A slightly nontrivial example would be blind altruism in a situation where your species is severely starved of resources. If most animals were blindly altruistic and a small number of animals were not and would take advantage of the altruistic animals, then again, that small number would outcompete the larger population. So blind altruism isn't stable.

Of course we can't find many real-life examples; that is because they tend to be quickly eliminated by evolution. If they exist, it's usually only temporary.


EyeSprout t1_iyon8r9 wrote

The oxygen catastrophe is possibly the worst possible counterexample you could pick here. The oxygen catastrophe happened slowly enough for all forms of life to settle in niches, enough for game theory to direct evolution, and for a stability condition to apply. Those niches were approximately stable while they existed.

That's all that the stability condition needs to be applied. It's not some complicated concept.


EyeSprout t1_iyofnq7 wrote

The stability condition itself is an independent concept from "ideal" morality. I was using the idea of an "ideal" system of morality for reference because it's what people seem to be most familiar with, even if most people here probably don't believe in the existence of an ideal set of moral rules themselves.

As I said, the stability condition doesn't uniquely define a set of moral rules, it's possible that multiple different sets of moral rules can satisfy it at the same time. Different people with different values will still arrive at different sets of moral rules that all satisfy the stability condition.

A rationale behind caring about the stability condition in a system of morality is that actual systems of morality and ethics all tend to approximately follow the stability condition, due to evolutionary pressures. A moral system that is not (approximately) stable in practice won't persist very long and will be replaced by a different system. So the stability condition is "natural" and not arbitrarily decided by some individual values. Few conditions like that exist, so it's a valuable tool for analyzing problems of morality.

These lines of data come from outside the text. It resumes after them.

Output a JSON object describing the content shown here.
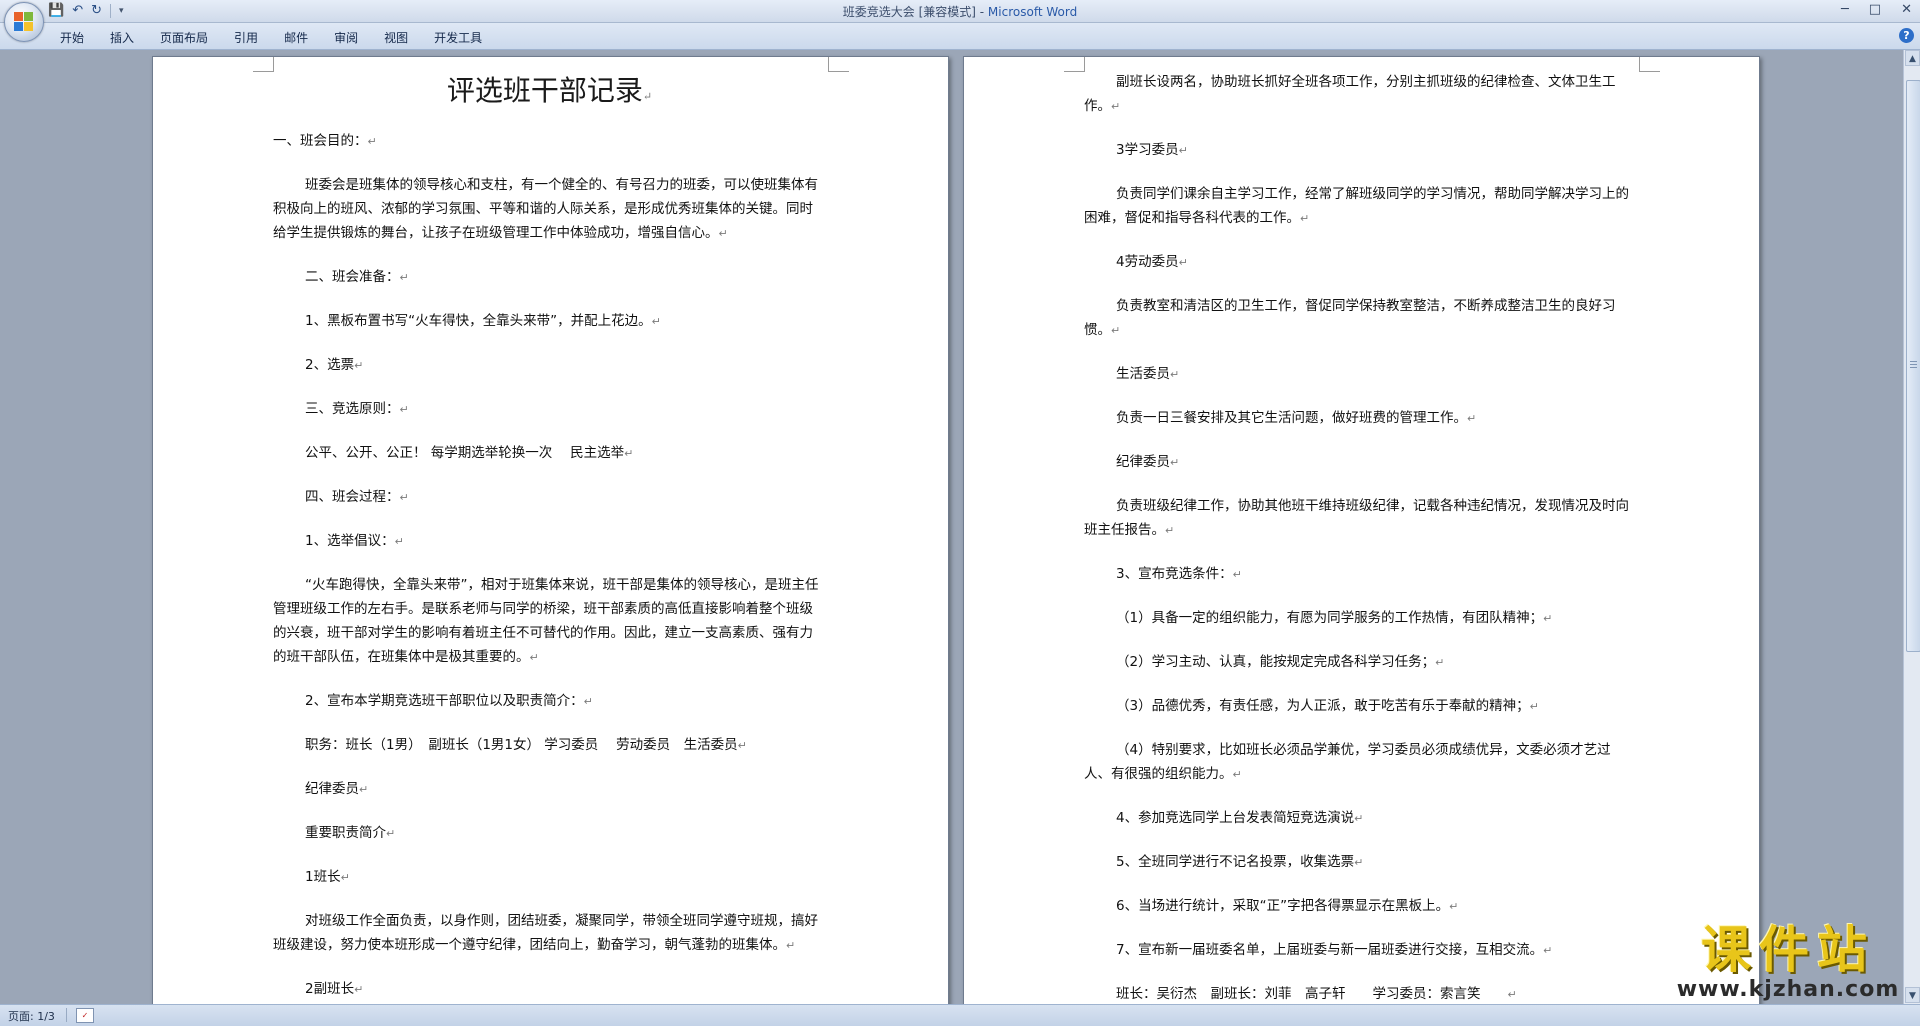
{
  "window": {
    "title_doc": "班委竞选大会 [兼容模式] - ",
    "title_app": "Microsoft Word",
    "minimize": "─",
    "maximize": "□",
    "close": "✕"
  },
  "qat": {
    "save": "💾",
    "undo": "↶",
    "redo": "↻",
    "more": "▾"
  },
  "ribbon": {
    "tabs": [
      "开始",
      "插入",
      "页面布局",
      "引用",
      "邮件",
      "审阅",
      "视图",
      "开发工具"
    ],
    "help": "?"
  },
  "doc": {
    "title": "评选班干部记录",
    "left_paras": [
      {
        "text": "一、班会目的：",
        "indent": false
      },
      {
        "text": "班委会是班集体的领导核心和支柱，有一个健全的、有号召力的班委，可以使班集体有积极向上的班风、浓郁的学习氛围、平等和谐的人际关系，是形成优秀班集体的关键。同时给学生提供锻炼的舞台，让孩子在班级管理工作中体验成功，增强自信心。",
        "indent": true
      },
      {
        "text": "二、班会准备：",
        "indent": true
      },
      {
        "text": "1、黑板布置书写“火车得快，全靠头来带”，并配上花边。",
        "indent": true
      },
      {
        "text": "2、选票",
        "indent": true
      },
      {
        "text": "三、竞选原则：",
        "indent": true
      },
      {
        "text": "公平、公开、公正！ 每学期选举轮换一次　 民主选举",
        "indent": true
      },
      {
        "text": "四、班会过程：",
        "indent": true
      },
      {
        "text": "1、选举倡议：",
        "indent": true
      },
      {
        "text": "“火车跑得快，全靠头来带”，相对于班集体来说，班干部是集体的领导核心，是班主任管理班级工作的左右手。是联系老师与同学的桥梁，班干部素质的高低直接影响着整个班级的兴衰，班干部对学生的影响有着班主任不可替代的作用。因此，建立一支高素质、强有力的班干部队伍，在班集体中是极其重要的。",
        "indent": true
      },
      {
        "text": "2、宣布本学期竞选班干部职位以及职责简介：",
        "indent": true
      },
      {
        "text": "职务：班长（1男）　副班长（1男1女） 学习委员　 劳动委员　生活委员",
        "indent": true
      },
      {
        "text": "纪律委员",
        "indent": true
      },
      {
        "text": "重要职责简介",
        "indent": true
      },
      {
        "text": "1班长",
        "indent": true
      },
      {
        "text": "对班级工作全面负责，以身作则，团结班委，凝聚同学，带领全班同学遵守班规，搞好班级建设，努力使本班形成一个遵守纪律，团结向上，勤奋学习，朝气蓬勃的班集体。",
        "indent": true
      },
      {
        "text": "2副班长",
        "indent": true
      }
    ],
    "right_paras": [
      {
        "text": "副班长设两名，协助班长抓好全班各项工作，分别主抓班级的纪律检查、文体卫生工作。",
        "indent": true
      },
      {
        "text": "3学习委员",
        "indent": true
      },
      {
        "text": "负责同学们课余自主学习工作，经常了解班级同学的学习情况，帮助同学解决学习上的困难，督促和指导各科代表的工作。",
        "indent": true
      },
      {
        "text": "4劳动委员",
        "indent": true
      },
      {
        "text": "负责教室和清洁区的卫生工作，督促同学保持教室整洁，不断养成整洁卫生的良好习惯。",
        "indent": true
      },
      {
        "text": "生活委员",
        "indent": true
      },
      {
        "text": "负责一日三餐安排及其它生活问题，做好班费的管理工作。",
        "indent": true
      },
      {
        "text": "纪律委员",
        "indent": true
      },
      {
        "text": "负责班级纪律工作，协助其他班干维持班级纪律，记载各种违纪情况，发现情况及时向班主任报告。",
        "indent": true
      },
      {
        "text": "3、宣布竞选条件：",
        "indent": true
      },
      {
        "text": "（1）具备一定的组织能力，有愿为同学服务的工作热情，有团队精神；",
        "indent": true
      },
      {
        "text": "（2）学习主动、认真，能按规定完成各科学习任务；",
        "indent": true
      },
      {
        "text": "（3）品德优秀，有责任感，为人正派，敢于吃苦有乐于奉献的精神；",
        "indent": true
      },
      {
        "text": "（4）特别要求，比如班长必须品学兼优，学习委员必须成绩优异，文委必须才艺过人、有很强的组织能力。",
        "indent": true
      },
      {
        "text": "4、参加竞选同学上台发表简短竞选演说",
        "indent": true
      },
      {
        "text": "5、全班同学进行不记名投票，收集选票",
        "indent": true
      },
      {
        "text": "6、当场进行统计，采取“正”字把各得票显示在黑板上。",
        "indent": true
      },
      {
        "text": "7、宣布新一届班委名单，上届班委与新一届班委进行交接，互相交流。",
        "indent": true
      },
      {
        "text": "班长：吴衍杰　副班长：刘菲　高子轩　　学习委员：索言笑　　",
        "indent": true
      }
    ],
    "para_mark": "↵"
  },
  "status": {
    "page": "页面: 1/3",
    "proof_icon": "✓"
  },
  "watermark": {
    "brand": "课件站",
    "url": "www.kjzhan.com"
  },
  "scrollbar": {
    "up": "▲",
    "down": "▼"
  }
}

EyeSprout t1_iyldpwt wrote

I don't think this article sees or explains the full extent of how far math can go to describe morality. All it talks about are utility functions, but math can go so much further than that.

Many moral rules can arise naturally from social, iterated game theory. Some of you might know how iterated prisoner's dilemma gives us the "golden rule" or "tit for tat" (for those of you that don't, look at this first before reading further https://ncase.me/trust/), but stable strategies for more complex social games gives rise to social punishment and as a result, rules for deciding who and what actions to punish.

Most people would believe that this merely explains how our moral rules became accepted and use in society, and doesn't really tell us what an "ideal" set of moral rules would be. But I think, even if it might not uniquely specify what morality is, it puts some strong constraints on what morality can be.

In particular, I think that morality should be (to some degree) stable/self-enforcing. By that, I mean that a moral rules should be chosen so that if most of society is following that set of moral rules, then for most people following moral rules as opposed to discarding them is in their personal self-interest, in the same way that cooperation is in each of the player's self=interest in the iterate prisoner's dilemma under the "golden rule" or "tit for tat" moral rule.